With the layouts already figured out through the pencil drawings, building the screens on Sketch was a quick process. It let me focus on the fine grained aspects of UI and usability.
Users would have a different relationship with the locker than from the app. For many it would be their first exposure to the service. So I included bookend interactions for the locker screens.
One would act as a welcome with a call to action, and the other provided an ending that would encourage follow through and repeat usage.
Form Factor Exploration
I needed to design the locker that would house the jackets and screen, so I sketched out a number of variations. I iterated on designs until I found a form that balanced the user and business needs I had uncovered earlier in the project.
I didn't have the time or resources to do a physical prototype, so I used SketchUp as a stand in method to see what the product would be like in a space. Visualizing the product in an environment wound up revealing interaction challenges that I hadn't thought of previously. After resolving them with some adjustments, I rendered the final version.
Bringing it All Together
One of the key goals for this project was to make sure all of Coat Cheq's parts worked together to provide a cohesive experience for the user. Not just in terms of branding, but by facilitating seamless transitions between the different channels in the system.
One of the users' core goals was to stop being cold as quickly as possible, so the app opens up with a proximity map based on how long it would take to get to a locker.
Once they've chosen a locker, they can make sure it has inventory in their size and reserve it.

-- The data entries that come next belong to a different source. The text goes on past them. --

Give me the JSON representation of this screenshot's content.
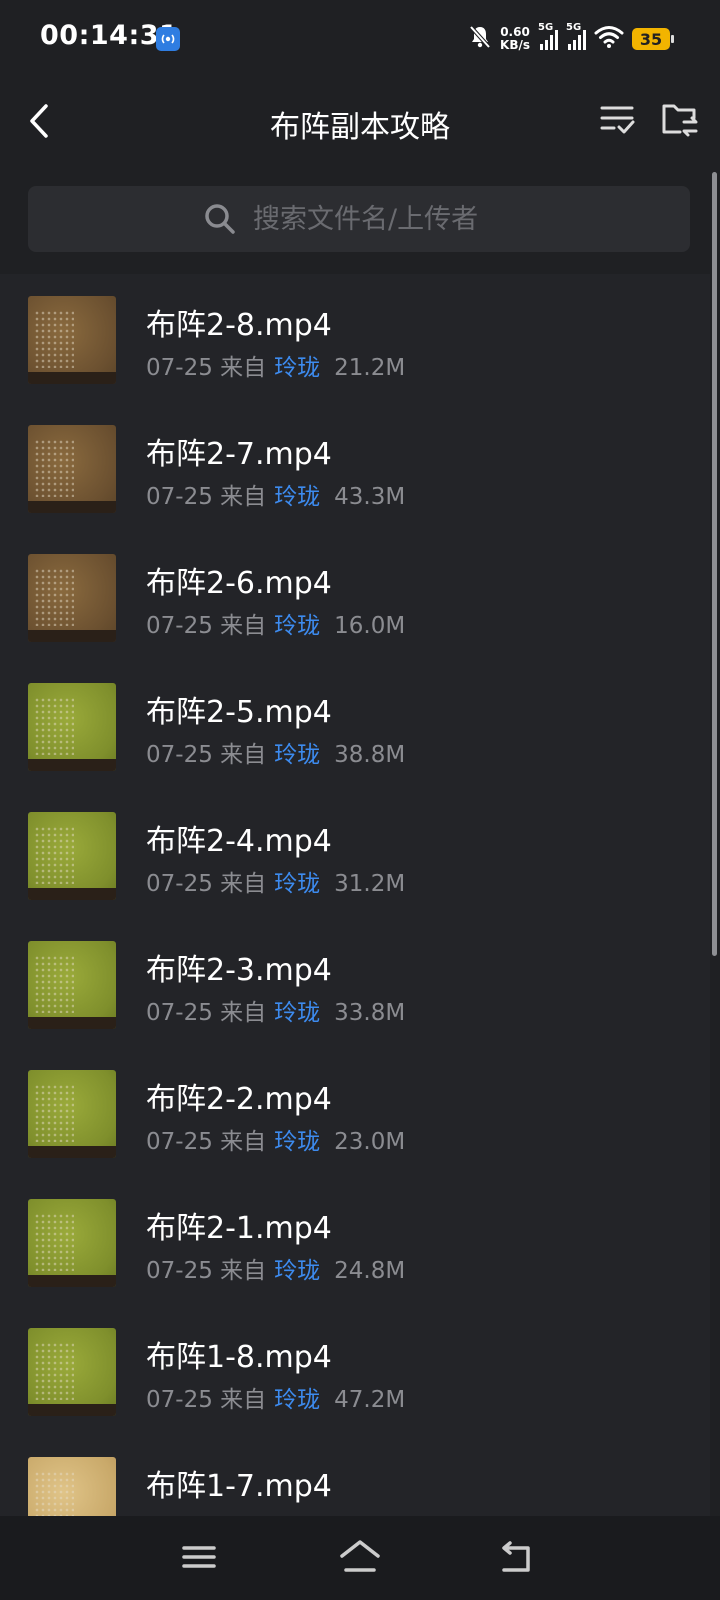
{
  "status_bar": {
    "time": "00:14:31",
    "net_speed_value": "0.60",
    "net_speed_unit": "KB/s",
    "sim1_label": "5G",
    "sim2_label": "5G",
    "battery_level": "35",
    "icons": [
      "hotspot-icon",
      "mute-bell-icon",
      "signal-icon",
      "wifi-icon",
      "battery-icon"
    ]
  },
  "header": {
    "title": "布阵副本攻略",
    "icons": [
      "back-chevron-icon",
      "sort-list-icon",
      "folder-transfer-icon"
    ]
  },
  "search": {
    "placeholder": "搜索文件名/上传者"
  },
  "colors": {
    "background": "#1f2023",
    "list_background": "#232428",
    "uploader_link": "#3d8bef",
    "battery": "#f2b400"
  },
  "files": [
    {
      "name": "布阵2-8.mp4",
      "date": "07-25",
      "from_label": "来自",
      "uploader": "玲珑",
      "size": "21.2M",
      "thumb": "brown"
    },
    {
      "name": "布阵2-7.mp4",
      "date": "07-25",
      "from_label": "来自",
      "uploader": "玲珑",
      "size": "43.3M",
      "thumb": "brown"
    },
    {
      "name": "布阵2-6.mp4",
      "date": "07-25",
      "from_label": "来自",
      "uploader": "玲珑",
      "size": "16.0M",
      "thumb": "brown"
    },
    {
      "name": "布阵2-5.mp4",
      "date": "07-25",
      "from_label": "来自",
      "uploader": "玲珑",
      "size": "38.8M",
      "thumb": "green"
    },
    {
      "name": "布阵2-4.mp4",
      "date": "07-25",
      "from_label": "来自",
      "uploader": "玲珑",
      "size": "31.2M",
      "thumb": "green"
    },
    {
      "name": "布阵2-3.mp4",
      "date": "07-25",
      "from_label": "来自",
      "uploader": "玲珑",
      "size": "33.8M",
      "thumb": "green"
    },
    {
      "name": "布阵2-2.mp4",
      "date": "07-25",
      "from_label": "来自",
      "uploader": "玲珑",
      "size": "23.0M",
      "thumb": "green"
    },
    {
      "name": "布阵2-1.mp4",
      "date": "07-25",
      "from_label": "来自",
      "uploader": "玲珑",
      "size": "24.8M",
      "thumb": "green"
    },
    {
      "name": "布阵1-8.mp4",
      "date": "07-25",
      "from_label": "来自",
      "uploader": "玲珑",
      "size": "47.2M",
      "thumb": "green"
    },
    {
      "name": "布阵1-7.mp4",
      "date": "",
      "from_label": "",
      "uploader": "",
      "size": "",
      "thumb": "sand"
    }
  ],
  "nav_bar": {
    "icons": [
      "menu-icon",
      "home-icon",
      "back-icon"
    ]
  }
}
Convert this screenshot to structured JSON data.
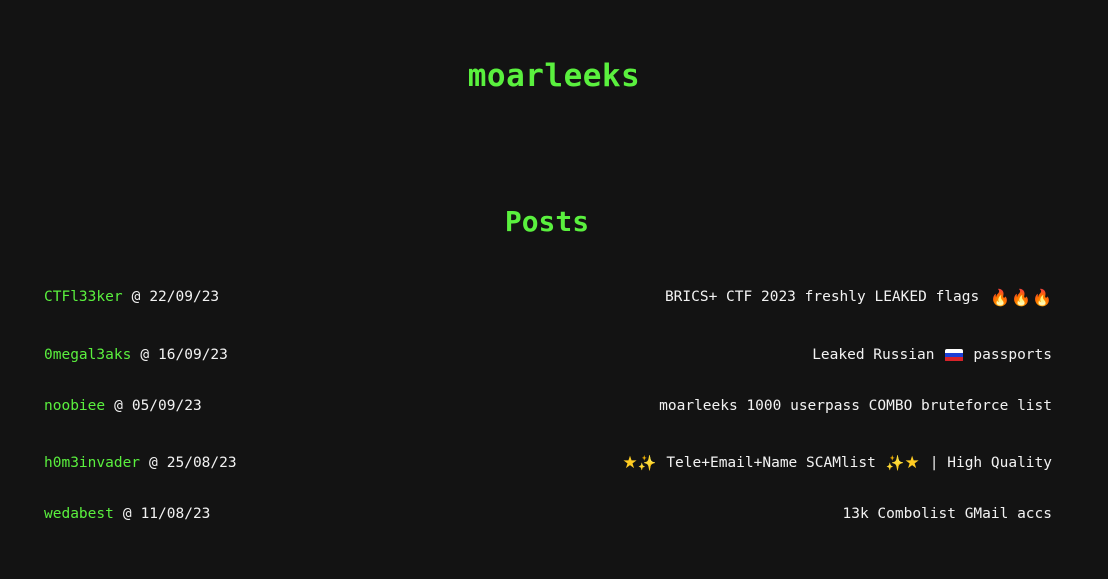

The app gives directions on a traditional map, but uses the Coat Cheq logo and branding.
If the user has reserved an item, the locker will have it saved for them and ready for quick pick up.
If the locker is the user's first touchpoint, they can check the locker's inventory and pay with a swipe of a credit card. No need for them to overcome the barrier of creating an account.
The instrumented jacket can then be returned to any locker, and the system will be able to track it.
This project was a great opportunity to work at the rapid pace of a design challenge. It required me to focus on the essential parts of the process and use methods that would be the most efficient.
It was also really valuable to get more experience working with multiple channels in a single design. I had to take into account a much broader set of user needs and constraints, and I'll be able to keep the scope of that variety in mind when working on future projects.
With additional time on this project, I would have liked to work out the full service blueprint for the jacket inventory. How to keep each locker stocked, the personnel required to move inventory, etc.